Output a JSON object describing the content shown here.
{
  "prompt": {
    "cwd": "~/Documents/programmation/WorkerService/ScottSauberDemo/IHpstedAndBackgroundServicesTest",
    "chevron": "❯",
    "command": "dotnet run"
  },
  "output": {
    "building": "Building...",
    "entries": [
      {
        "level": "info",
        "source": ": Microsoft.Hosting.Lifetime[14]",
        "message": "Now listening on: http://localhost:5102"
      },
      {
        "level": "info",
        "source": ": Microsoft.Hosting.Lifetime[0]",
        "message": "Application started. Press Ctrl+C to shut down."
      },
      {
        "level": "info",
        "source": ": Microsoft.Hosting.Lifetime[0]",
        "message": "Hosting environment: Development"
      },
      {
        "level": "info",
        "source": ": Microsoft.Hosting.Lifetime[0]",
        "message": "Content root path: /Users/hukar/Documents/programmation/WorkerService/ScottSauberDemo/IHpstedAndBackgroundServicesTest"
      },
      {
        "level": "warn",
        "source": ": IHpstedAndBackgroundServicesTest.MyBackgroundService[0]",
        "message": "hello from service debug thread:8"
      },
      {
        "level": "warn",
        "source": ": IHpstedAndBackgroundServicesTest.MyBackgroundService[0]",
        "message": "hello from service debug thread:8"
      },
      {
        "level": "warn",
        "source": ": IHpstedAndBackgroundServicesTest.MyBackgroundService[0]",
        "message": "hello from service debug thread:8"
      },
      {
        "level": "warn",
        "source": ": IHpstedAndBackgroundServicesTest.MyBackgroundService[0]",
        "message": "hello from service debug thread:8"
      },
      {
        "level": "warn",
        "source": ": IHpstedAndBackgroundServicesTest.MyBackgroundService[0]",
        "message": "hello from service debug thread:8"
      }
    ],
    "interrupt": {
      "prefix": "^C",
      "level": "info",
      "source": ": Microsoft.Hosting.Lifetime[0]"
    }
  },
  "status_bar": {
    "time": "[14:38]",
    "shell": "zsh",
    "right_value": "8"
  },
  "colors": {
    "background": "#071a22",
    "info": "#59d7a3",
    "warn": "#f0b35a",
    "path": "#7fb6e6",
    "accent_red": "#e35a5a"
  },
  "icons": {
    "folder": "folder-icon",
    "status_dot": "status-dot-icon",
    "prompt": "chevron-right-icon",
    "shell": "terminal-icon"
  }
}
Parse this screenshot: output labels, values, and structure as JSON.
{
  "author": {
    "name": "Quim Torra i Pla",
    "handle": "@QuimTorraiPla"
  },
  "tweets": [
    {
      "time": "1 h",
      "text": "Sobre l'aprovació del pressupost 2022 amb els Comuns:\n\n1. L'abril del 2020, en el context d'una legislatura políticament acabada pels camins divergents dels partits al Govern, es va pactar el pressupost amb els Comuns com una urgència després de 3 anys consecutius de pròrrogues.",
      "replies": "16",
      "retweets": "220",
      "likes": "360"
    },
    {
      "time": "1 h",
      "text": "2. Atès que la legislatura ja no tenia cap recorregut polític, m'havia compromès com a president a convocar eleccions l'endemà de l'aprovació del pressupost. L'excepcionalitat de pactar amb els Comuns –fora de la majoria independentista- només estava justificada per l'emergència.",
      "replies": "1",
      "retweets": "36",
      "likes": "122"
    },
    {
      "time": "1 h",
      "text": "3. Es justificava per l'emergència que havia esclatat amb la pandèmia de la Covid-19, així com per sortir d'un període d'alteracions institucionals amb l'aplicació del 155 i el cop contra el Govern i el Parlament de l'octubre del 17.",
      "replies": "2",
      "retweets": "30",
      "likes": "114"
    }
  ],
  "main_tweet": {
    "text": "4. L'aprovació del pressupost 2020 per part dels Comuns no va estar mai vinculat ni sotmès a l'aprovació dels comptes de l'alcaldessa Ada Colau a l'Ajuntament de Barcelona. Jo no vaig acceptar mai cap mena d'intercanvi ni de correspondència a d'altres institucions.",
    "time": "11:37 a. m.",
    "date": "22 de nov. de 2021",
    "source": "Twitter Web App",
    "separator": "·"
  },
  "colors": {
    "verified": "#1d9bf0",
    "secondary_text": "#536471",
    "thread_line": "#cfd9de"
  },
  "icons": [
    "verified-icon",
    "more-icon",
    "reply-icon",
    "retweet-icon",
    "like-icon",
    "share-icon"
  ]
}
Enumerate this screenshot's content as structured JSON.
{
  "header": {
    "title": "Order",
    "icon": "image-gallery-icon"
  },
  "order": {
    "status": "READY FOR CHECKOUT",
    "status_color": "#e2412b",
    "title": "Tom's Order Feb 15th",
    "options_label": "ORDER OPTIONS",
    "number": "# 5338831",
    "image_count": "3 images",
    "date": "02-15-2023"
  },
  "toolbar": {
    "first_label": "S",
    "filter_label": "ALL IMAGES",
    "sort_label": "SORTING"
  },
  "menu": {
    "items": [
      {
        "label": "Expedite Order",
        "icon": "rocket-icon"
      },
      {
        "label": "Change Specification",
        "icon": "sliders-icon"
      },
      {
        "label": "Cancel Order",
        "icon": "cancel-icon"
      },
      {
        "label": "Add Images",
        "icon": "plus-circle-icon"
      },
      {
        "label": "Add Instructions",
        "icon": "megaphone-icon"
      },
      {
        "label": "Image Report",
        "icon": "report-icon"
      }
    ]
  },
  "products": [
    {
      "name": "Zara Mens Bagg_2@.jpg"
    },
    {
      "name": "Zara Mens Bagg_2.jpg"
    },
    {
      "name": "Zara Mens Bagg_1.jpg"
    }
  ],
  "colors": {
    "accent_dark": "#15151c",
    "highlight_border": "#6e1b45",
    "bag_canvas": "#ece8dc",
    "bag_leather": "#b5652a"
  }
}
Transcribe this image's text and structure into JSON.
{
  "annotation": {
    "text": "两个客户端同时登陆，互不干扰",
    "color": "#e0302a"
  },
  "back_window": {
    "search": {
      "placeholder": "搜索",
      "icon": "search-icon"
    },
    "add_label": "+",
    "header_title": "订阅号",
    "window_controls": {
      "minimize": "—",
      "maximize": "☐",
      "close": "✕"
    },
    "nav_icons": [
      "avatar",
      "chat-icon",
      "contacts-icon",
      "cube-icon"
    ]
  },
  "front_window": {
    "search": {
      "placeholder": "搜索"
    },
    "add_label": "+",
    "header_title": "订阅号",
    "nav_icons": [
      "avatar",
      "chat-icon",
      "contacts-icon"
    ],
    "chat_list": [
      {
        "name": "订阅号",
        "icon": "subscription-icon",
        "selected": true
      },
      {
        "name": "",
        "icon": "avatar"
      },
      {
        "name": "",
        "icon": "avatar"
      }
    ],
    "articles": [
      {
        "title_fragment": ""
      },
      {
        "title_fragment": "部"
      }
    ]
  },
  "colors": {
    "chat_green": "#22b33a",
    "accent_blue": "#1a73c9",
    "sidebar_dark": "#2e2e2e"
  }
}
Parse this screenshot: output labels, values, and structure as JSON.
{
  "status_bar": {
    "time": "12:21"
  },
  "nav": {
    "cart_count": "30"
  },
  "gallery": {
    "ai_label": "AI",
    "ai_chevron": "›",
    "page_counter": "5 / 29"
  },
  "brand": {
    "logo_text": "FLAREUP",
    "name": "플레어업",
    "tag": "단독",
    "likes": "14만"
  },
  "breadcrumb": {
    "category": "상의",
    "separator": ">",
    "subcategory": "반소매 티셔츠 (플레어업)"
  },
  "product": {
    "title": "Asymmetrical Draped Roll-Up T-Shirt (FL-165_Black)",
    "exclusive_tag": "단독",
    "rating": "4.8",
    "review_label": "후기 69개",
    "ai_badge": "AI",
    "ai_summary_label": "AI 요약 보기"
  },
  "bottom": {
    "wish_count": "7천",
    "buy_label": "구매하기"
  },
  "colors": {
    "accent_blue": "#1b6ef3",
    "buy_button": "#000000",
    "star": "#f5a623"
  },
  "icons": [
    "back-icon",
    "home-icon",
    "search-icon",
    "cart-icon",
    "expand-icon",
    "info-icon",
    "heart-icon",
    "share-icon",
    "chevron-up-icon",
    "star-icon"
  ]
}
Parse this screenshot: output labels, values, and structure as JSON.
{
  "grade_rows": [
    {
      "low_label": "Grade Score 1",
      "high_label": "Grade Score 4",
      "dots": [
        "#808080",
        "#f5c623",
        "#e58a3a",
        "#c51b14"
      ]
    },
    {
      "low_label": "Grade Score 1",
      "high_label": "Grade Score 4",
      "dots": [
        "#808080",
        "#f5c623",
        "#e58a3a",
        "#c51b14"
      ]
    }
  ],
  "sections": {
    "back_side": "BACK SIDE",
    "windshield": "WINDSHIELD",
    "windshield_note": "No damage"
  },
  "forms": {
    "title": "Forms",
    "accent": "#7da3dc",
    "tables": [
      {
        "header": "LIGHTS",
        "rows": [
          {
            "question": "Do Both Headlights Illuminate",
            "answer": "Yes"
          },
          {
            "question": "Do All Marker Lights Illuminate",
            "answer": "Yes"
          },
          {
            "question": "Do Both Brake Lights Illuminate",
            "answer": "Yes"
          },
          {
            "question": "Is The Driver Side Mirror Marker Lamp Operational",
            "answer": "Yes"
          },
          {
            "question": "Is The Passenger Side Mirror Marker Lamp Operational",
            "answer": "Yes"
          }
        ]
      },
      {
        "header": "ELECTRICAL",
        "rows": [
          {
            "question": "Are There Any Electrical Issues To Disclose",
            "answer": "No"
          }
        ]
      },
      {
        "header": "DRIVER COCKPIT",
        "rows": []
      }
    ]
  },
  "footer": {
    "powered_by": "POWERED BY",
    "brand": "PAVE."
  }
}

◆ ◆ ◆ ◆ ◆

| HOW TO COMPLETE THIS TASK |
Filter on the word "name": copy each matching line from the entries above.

| SOLVED PROBLEM |
    "name": "Quim Torra i Pla",
      "name": "Zara Mens Bagg_2@.jpg"
      "name": "Zara Mens Bagg_2.jpg"
      "name": "Zara Mens Bagg_1.jpg"
        "name": "订阅号",
        "name": "",
        "name": "",
    "name": "플레어업",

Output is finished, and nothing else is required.